The big plays have increased as the season has unfolded, Wentz has regained his health, and the skill players have gotten more in sync with him. There were just seven plays that gained at least 20 yards in the first three games. There have been 14 in the last two.
“We all know to be consistently successful you need explosive plays in your offense,’’ Reich said. “(Taylor and Pittman) provide that for us, and we as coaches need to continue to do a good job of putting them in opportunities to create explosive plays for us.’’
Along with Taylor’s sustained presence, Pittman is stepping up in that regard. He’s had five receptions of at least 20 yards, including three in the last two games: a 20-yarder at Miami and the 42-yard TD and a 21-yarder at Baltimore.
The return of Hilton and getting Nyheim Hines more involved should only further energize the offense.
“Obviously we didn’t finish the way we wanted,’’ Wentz said of the collapse at Baltimore, “but there’s a lot of good. I think what we look at a lot is the explosive plays and how we can keep creating more of those. I thought we did a great job in the game of creating those whether it was an underneath throw or a screen or taking a shot down the field.

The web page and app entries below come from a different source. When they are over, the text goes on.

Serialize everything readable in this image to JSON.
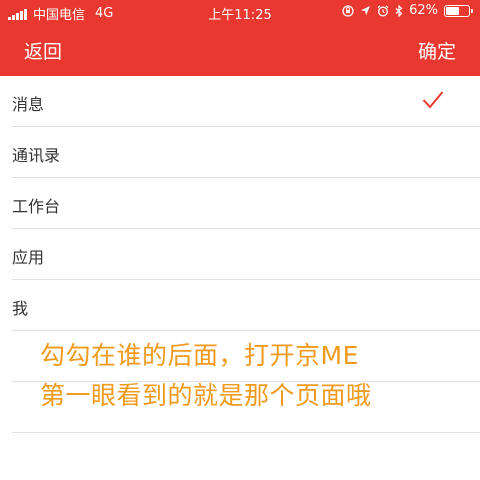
{
  "status_bar": {
    "carrier": "中国电信",
    "network": "4G",
    "time": "上午11:25",
    "battery": "62%",
    "battery_level": 0.62,
    "icons": [
      "signal-icon",
      "lock-rotation-icon",
      "location-icon",
      "alarm-icon",
      "bluetooth-icon",
      "battery-icon"
    ]
  },
  "nav": {
    "back_label": "返回",
    "confirm_label": "确定",
    "accent_color": "#e8382f"
  },
  "list": {
    "items": [
      {
        "label": "消息",
        "checked": true
      },
      {
        "label": "通讯录",
        "checked": false
      },
      {
        "label": "工作台",
        "checked": false
      },
      {
        "label": "应用",
        "checked": false
      },
      {
        "label": "我",
        "checked": false
      }
    ],
    "check_color": "#e8382f"
  },
  "overlay": {
    "line1": "勾勾在谁的后面，打开京ME",
    "line2": "第一眼看到的就是那个页面哦",
    "color": "#f09a1e"
  }
}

“Guys kept making plays, and I think we’re starting to get a little bit together offensively, and hopefully we can keep building off of that.’’
You can follow Mike Chappell on Twitter at @mchappell51.